I used his recipe as a base, omitting the lemon juice and adding POM Wonderful Pomegrante Juice.  Frozen yogurt is easy to make. You just throw everything in a blender, give it a whirl, and then chill it in the refrigerator for a couple hours.

Pomegrante Frozen Yogurt

Adapted from David Lebovitz
  • 3 cups plain whole-milk yogurt, preferably Greek-style
  • 2 teaspoons chopped lemon zest
  • 1/4 cup POM Wonderful pomegranate  juice
  • 2/3 cup sugar
  • 1 tablespoon agave nectar
  • 1/4 teaspoon citric acid, plus a sprinkle more, if desired
  • Pinch of salt

1. Puree the yogurt, lemon zest , pomegranate juice, sugar, nectar, citric acid and salt in a blender until smooth. Taste, and add a sprinkle more citric acid if you want it extra tangy.

2. Chill for one hour, then freeze in your ice cream maker according to the manufacturer’s instructions.

Advertisements

Farmers’ Market Pick of the Week: Pomegranates

Pomegranates showed up at the farmers’ market this week. I bought 3 and decided to use them in a recipe in the October issue of Vegetarian Times. In elementary school, pomegranates were all the rage. We loved picking each seed out of every nook and cranny. We didn’t care about the juice running down our fingers and faces–the messier the better. Now as an adult, I prefer to be at least a little neater. A few months back on an Alton Brown show I saw him demonstrate how to get the seeds out of a pomegranate without making a mess and destroying each seed. All it took was a bowl of water! Last week I came across the method again in a magazine.

How to remove pomegranate seeds:

1.

1. Cut off the top

2. Cut in quarters

2. Cut in quarters

3. Fill a bowl with cold water

3. Fill a bowl with cold water

4. One at a time submerge a pomegrante quarter in the water and use fingers to remove each seed. The seeds will sink to the bottom and the white pith pieces will float to the top.

5. Skim off the floating pith and strain the seeds!

6. Voila! One medium pomegranate yields approximately 1 cup of seeds.

6. Voilá! One medium pomegranate yields approximately 1 cup of seeds.

Autumn Apple Salad with Pomegranate

Adapted from Vegetarian Times.

Serves 2 main course or 6 first course salads

  • 2 teaspoons olive oil
  • 1 large shallot, finely chopped (1/4 cup)
  • 1/4 cup balsamic vinegar
  • 2 tablespoons honey
  • 1 head of red leaf lettuce, chopped (approx. 12 cups)
  • 1 apple thinly sliced
  • 3 ounces goat cheese, crumbled
  • 1 cup pomegranate seeds
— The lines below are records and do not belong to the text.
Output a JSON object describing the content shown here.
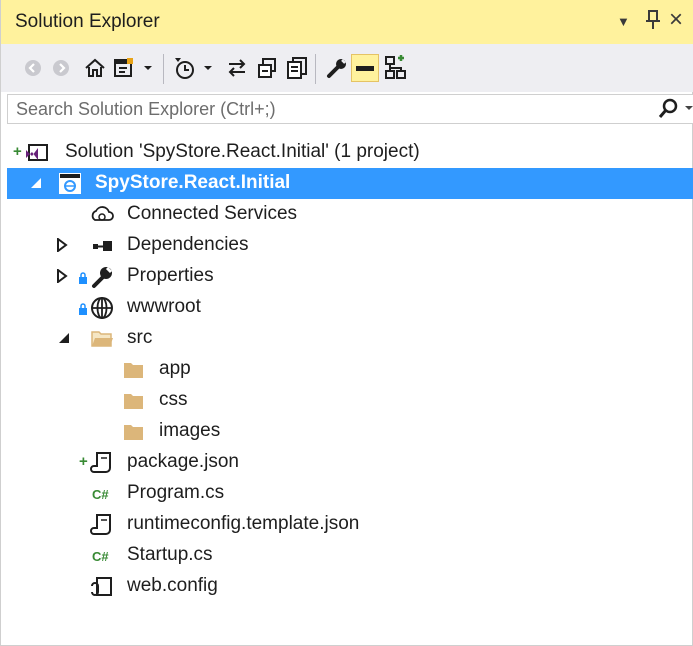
{
  "window": {
    "title": "Solution Explorer",
    "controls": {
      "dropdown": "▼",
      "pin": "ᛘ",
      "close": "×"
    }
  },
  "toolbar": {
    "buttons": [
      "back-icon",
      "forward-icon",
      "home-icon",
      "switch-views-icon",
      "dropdown-icon",
      "pending-changes-icon",
      "sync-icon",
      "collapse-all-icon",
      "show-all-files-icon",
      "properties-icon",
      "preview-icon",
      "view-class-diagram-icon"
    ]
  },
  "search": {
    "placeholder": "Search Solution Explorer (Ctrl+;)"
  },
  "tree": {
    "solution": "Solution 'SpyStore.React.Initial' (1 project)",
    "project": "SpyStore.React.Initial",
    "connected_services": "Connected Services",
    "dependencies": "Dependencies",
    "properties": "Properties",
    "wwwroot": "wwwroot",
    "src": "src",
    "app": "app",
    "css": "css",
    "images": "images",
    "package_json": "package.json",
    "program_cs": "Program.cs",
    "runtimeconfig": "runtimeconfig.template.json",
    "startup_cs": "Startup.cs",
    "web_config": "web.config"
  },
  "colors": {
    "title_bar": "#fff29d",
    "selection": "#3399ff",
    "folder": "#dcb67a",
    "csharp": "#388a34",
    "added": "#388a34",
    "lock": "#1e90ff"
  }
}
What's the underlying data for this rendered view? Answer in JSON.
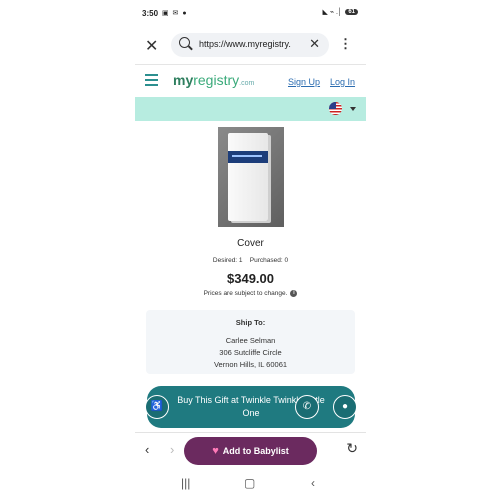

Heat oil in an 8″ inch skillet over medium heat. Add shallot and sauté until soft and clear or for approx 4 minutes. Remove from heat and add vinegar and honey. Taste and season with salt and freshly ground pepper.

Toss lettuce and apples. Drizzle 1/2 of the dressing and toss again. Divide salad among plates, top with goat cheese, pomegranate seeds, and remainder of dressing. Enjoy!